Check each line of the entries below for the string "Cloud"; copy every line where it appears.

Web page and app entries:
##############################

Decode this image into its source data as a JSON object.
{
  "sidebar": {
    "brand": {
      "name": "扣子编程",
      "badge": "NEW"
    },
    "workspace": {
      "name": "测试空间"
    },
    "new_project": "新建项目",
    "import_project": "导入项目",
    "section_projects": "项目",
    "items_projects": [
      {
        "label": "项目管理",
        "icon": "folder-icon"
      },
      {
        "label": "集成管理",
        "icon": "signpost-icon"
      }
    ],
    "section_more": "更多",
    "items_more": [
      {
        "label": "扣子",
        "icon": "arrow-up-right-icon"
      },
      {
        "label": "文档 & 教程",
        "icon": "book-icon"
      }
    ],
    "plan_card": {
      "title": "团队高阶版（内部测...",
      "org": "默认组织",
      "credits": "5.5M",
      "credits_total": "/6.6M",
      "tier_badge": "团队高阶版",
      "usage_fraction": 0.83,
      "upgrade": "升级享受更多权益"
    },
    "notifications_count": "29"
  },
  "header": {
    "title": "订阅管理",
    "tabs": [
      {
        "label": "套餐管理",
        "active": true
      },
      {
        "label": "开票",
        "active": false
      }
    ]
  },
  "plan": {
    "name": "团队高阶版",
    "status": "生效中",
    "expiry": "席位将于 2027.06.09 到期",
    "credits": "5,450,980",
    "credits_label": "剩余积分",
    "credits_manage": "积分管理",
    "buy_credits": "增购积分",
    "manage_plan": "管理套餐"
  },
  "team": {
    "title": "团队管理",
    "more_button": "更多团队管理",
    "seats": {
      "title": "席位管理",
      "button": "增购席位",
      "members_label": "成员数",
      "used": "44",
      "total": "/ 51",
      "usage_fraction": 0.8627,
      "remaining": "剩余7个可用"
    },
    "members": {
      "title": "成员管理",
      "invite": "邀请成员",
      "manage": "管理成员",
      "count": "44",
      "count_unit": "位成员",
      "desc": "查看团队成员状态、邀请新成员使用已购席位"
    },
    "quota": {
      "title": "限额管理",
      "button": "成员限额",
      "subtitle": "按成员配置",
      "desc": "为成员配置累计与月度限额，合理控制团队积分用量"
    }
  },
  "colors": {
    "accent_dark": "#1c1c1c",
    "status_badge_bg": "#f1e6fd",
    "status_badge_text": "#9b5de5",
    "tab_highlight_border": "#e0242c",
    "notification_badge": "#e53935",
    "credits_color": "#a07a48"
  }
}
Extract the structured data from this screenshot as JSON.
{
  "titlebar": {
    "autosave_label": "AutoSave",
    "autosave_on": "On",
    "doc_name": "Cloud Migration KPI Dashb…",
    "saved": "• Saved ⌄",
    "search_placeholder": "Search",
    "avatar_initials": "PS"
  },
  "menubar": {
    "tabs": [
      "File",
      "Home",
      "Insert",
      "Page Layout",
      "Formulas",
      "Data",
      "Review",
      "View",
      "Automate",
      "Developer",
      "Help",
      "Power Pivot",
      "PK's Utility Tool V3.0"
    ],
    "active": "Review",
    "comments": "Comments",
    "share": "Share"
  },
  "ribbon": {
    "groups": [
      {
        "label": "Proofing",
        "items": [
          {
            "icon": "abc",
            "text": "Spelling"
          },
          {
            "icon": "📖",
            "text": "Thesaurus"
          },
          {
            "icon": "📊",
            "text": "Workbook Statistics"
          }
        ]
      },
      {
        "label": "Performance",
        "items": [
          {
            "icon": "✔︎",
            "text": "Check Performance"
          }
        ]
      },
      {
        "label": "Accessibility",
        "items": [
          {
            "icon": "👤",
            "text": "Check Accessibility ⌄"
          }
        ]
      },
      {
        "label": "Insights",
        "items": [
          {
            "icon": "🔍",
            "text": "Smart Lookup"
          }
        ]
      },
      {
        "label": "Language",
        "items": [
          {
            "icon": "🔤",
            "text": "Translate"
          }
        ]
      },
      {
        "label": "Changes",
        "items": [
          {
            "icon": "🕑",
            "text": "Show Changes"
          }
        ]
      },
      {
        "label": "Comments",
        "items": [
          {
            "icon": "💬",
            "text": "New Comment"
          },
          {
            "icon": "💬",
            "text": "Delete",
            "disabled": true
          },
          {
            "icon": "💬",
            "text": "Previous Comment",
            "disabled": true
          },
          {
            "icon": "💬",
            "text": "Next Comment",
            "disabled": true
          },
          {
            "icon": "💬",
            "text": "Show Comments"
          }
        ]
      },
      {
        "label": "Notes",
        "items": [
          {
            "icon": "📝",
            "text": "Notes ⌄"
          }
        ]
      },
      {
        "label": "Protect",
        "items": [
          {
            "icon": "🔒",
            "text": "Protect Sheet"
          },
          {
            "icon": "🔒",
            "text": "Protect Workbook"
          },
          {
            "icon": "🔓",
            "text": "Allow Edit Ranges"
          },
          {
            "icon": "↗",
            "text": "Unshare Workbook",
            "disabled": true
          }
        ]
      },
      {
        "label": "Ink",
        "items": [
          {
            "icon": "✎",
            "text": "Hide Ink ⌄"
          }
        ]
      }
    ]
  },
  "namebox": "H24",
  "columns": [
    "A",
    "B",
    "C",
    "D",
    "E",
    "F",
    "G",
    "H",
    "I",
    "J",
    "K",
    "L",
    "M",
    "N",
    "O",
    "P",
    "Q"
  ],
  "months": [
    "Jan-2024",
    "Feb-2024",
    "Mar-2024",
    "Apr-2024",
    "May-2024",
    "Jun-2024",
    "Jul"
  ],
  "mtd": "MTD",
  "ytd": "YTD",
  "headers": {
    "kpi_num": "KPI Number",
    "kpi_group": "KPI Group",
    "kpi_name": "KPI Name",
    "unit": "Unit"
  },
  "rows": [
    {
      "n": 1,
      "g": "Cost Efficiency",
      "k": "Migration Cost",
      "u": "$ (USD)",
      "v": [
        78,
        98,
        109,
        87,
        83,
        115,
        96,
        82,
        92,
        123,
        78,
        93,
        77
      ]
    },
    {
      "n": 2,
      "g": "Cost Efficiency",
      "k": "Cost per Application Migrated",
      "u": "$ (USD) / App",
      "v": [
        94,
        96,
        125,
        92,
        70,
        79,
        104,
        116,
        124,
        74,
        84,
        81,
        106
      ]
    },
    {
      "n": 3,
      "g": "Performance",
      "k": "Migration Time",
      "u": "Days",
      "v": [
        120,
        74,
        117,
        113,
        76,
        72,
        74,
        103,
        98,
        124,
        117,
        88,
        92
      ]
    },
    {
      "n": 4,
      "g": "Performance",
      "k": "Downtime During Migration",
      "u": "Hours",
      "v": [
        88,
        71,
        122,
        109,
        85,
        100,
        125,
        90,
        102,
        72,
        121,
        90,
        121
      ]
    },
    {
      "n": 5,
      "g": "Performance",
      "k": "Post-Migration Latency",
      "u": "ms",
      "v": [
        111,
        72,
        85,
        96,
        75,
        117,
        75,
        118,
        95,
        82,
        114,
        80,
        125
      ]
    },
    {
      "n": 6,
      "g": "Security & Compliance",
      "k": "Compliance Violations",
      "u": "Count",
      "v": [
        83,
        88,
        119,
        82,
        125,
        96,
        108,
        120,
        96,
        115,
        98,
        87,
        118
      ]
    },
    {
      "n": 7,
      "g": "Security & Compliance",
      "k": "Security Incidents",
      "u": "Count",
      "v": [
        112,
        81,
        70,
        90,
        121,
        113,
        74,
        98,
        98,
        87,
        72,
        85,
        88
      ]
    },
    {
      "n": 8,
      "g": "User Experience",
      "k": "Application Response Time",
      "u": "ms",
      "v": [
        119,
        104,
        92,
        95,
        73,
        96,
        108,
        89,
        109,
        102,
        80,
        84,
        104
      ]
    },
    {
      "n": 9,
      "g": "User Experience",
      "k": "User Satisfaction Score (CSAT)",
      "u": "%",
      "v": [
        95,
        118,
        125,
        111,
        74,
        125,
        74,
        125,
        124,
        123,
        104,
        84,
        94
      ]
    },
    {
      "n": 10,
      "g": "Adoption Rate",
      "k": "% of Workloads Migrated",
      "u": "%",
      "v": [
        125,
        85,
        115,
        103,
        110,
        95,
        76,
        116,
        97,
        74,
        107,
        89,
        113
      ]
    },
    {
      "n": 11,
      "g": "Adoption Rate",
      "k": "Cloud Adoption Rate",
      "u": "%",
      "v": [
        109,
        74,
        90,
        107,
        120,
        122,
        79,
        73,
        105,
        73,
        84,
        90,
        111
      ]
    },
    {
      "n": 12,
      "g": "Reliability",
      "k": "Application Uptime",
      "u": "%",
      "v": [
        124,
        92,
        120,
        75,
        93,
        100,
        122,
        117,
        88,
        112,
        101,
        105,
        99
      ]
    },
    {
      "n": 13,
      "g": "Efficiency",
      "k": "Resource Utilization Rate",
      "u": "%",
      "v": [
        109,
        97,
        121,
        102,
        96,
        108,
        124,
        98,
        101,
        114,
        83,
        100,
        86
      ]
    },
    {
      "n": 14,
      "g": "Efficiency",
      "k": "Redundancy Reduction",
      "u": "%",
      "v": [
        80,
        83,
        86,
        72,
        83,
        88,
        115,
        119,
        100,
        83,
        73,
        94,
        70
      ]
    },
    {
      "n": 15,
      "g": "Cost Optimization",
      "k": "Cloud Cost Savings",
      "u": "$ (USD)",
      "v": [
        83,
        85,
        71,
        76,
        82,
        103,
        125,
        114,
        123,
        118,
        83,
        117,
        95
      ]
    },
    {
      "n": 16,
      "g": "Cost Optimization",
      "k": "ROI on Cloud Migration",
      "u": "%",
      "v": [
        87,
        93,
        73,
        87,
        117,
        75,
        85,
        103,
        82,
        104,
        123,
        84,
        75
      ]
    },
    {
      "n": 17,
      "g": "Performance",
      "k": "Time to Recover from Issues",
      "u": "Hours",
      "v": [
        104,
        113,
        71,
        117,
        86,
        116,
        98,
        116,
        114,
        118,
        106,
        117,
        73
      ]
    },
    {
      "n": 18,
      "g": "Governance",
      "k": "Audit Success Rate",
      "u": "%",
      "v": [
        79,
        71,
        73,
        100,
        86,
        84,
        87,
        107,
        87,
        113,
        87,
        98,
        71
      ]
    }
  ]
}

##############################

Answer section:
    "doc_name": "Cloud Migration KPI Dashb…",
      "k": "Cloud Adoption Rate",
      "k": "Cloud Cost Savings",
      "k": "ROI on Cloud Migration",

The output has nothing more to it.